Aim of the exercise: Where in the listing does the string "astah" appear? Copy every line that holds it.

-- Listed records follows --

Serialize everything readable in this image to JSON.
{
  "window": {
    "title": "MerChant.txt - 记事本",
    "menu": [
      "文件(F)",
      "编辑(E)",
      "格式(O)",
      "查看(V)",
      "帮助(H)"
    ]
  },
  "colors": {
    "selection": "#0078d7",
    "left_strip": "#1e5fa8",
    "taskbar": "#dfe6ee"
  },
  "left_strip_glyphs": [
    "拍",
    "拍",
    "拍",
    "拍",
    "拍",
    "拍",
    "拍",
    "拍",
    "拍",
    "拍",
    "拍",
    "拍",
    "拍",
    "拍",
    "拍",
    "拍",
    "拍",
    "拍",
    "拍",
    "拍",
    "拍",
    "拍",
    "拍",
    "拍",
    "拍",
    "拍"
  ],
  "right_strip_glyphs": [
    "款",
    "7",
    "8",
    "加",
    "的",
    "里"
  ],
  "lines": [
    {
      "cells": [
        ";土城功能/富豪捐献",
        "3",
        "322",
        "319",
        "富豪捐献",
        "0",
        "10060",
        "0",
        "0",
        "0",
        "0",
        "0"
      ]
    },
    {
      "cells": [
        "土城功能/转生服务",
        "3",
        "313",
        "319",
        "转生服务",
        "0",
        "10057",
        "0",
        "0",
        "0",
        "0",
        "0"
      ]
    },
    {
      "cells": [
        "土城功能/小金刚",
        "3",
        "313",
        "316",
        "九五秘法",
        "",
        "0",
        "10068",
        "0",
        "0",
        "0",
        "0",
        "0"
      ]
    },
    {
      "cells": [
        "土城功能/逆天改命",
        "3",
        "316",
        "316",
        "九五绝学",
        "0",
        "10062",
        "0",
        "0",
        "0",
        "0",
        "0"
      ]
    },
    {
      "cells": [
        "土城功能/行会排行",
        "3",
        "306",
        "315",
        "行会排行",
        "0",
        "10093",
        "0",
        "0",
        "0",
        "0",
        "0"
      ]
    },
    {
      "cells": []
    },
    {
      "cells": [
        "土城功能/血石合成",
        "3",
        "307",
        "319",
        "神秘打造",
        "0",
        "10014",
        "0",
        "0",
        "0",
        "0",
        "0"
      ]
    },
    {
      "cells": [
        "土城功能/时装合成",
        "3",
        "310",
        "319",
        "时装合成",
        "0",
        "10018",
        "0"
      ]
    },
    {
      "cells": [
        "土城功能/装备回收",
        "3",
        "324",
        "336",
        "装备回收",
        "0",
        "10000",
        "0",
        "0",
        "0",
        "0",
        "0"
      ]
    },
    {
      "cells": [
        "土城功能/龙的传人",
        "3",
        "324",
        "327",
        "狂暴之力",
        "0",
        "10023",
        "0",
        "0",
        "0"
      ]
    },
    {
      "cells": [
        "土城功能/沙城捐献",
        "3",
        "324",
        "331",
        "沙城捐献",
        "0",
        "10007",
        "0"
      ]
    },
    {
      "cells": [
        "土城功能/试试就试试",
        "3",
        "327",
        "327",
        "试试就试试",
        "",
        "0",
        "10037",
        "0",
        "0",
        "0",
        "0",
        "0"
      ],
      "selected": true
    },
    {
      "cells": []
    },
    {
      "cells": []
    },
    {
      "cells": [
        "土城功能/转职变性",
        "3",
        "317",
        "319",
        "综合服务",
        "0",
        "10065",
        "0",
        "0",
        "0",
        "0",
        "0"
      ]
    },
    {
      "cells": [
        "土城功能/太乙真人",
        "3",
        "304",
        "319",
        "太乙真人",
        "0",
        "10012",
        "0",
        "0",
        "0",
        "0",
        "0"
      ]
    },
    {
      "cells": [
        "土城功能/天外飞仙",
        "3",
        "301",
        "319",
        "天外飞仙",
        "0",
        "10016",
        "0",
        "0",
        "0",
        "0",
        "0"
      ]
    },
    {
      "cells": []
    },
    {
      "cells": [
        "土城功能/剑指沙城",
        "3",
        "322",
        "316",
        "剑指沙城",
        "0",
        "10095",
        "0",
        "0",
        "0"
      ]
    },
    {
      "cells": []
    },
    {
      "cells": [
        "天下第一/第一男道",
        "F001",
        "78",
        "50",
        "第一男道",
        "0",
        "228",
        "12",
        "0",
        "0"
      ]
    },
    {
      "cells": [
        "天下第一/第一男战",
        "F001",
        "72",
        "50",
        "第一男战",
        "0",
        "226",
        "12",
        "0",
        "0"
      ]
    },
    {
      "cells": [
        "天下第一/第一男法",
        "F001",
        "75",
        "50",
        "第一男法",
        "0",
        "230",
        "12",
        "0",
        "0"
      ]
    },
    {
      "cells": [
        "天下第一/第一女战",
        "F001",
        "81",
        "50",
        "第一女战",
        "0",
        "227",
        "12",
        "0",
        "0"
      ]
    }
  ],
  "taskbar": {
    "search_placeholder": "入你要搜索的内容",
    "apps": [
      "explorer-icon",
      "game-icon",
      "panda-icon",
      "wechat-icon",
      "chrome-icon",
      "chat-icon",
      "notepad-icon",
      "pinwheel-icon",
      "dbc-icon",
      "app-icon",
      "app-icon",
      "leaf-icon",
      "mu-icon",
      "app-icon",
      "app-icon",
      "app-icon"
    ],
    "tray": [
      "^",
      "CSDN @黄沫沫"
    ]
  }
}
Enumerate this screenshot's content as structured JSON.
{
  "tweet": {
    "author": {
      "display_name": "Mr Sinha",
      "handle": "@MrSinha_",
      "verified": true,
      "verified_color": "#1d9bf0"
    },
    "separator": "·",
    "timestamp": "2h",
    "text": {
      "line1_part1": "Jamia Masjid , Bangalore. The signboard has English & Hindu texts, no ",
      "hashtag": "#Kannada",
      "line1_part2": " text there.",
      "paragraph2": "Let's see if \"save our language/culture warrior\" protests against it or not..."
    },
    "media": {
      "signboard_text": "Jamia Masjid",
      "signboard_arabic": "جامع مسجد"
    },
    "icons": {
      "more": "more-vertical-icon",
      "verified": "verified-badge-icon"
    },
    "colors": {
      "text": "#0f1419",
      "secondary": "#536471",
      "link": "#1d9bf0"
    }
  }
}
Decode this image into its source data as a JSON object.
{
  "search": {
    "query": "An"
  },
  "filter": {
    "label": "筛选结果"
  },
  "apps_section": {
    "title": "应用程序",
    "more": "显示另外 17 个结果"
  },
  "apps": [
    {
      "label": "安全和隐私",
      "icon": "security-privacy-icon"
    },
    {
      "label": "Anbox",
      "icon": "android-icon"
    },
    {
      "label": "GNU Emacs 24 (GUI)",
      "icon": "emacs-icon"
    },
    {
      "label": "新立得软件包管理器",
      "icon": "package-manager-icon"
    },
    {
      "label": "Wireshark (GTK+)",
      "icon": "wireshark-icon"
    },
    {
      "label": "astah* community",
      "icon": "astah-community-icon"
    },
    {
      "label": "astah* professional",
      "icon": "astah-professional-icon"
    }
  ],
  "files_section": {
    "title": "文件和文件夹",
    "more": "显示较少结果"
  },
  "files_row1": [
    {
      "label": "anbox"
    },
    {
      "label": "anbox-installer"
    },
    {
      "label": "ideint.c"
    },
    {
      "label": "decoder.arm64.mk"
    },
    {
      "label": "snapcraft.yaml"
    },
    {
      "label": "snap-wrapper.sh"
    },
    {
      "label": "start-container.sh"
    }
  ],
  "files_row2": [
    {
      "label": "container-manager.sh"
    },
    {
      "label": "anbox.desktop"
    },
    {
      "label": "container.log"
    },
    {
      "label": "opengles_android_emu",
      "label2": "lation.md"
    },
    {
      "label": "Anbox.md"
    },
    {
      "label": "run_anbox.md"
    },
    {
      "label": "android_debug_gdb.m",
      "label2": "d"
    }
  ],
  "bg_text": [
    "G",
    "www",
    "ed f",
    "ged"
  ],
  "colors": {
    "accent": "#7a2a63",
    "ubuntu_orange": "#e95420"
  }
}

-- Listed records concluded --

Result of this exercise:
      "label": "astah* community",
      "icon": "astah-community-icon"
      "label": "astah* professional",
      "icon": "astah-professional-icon"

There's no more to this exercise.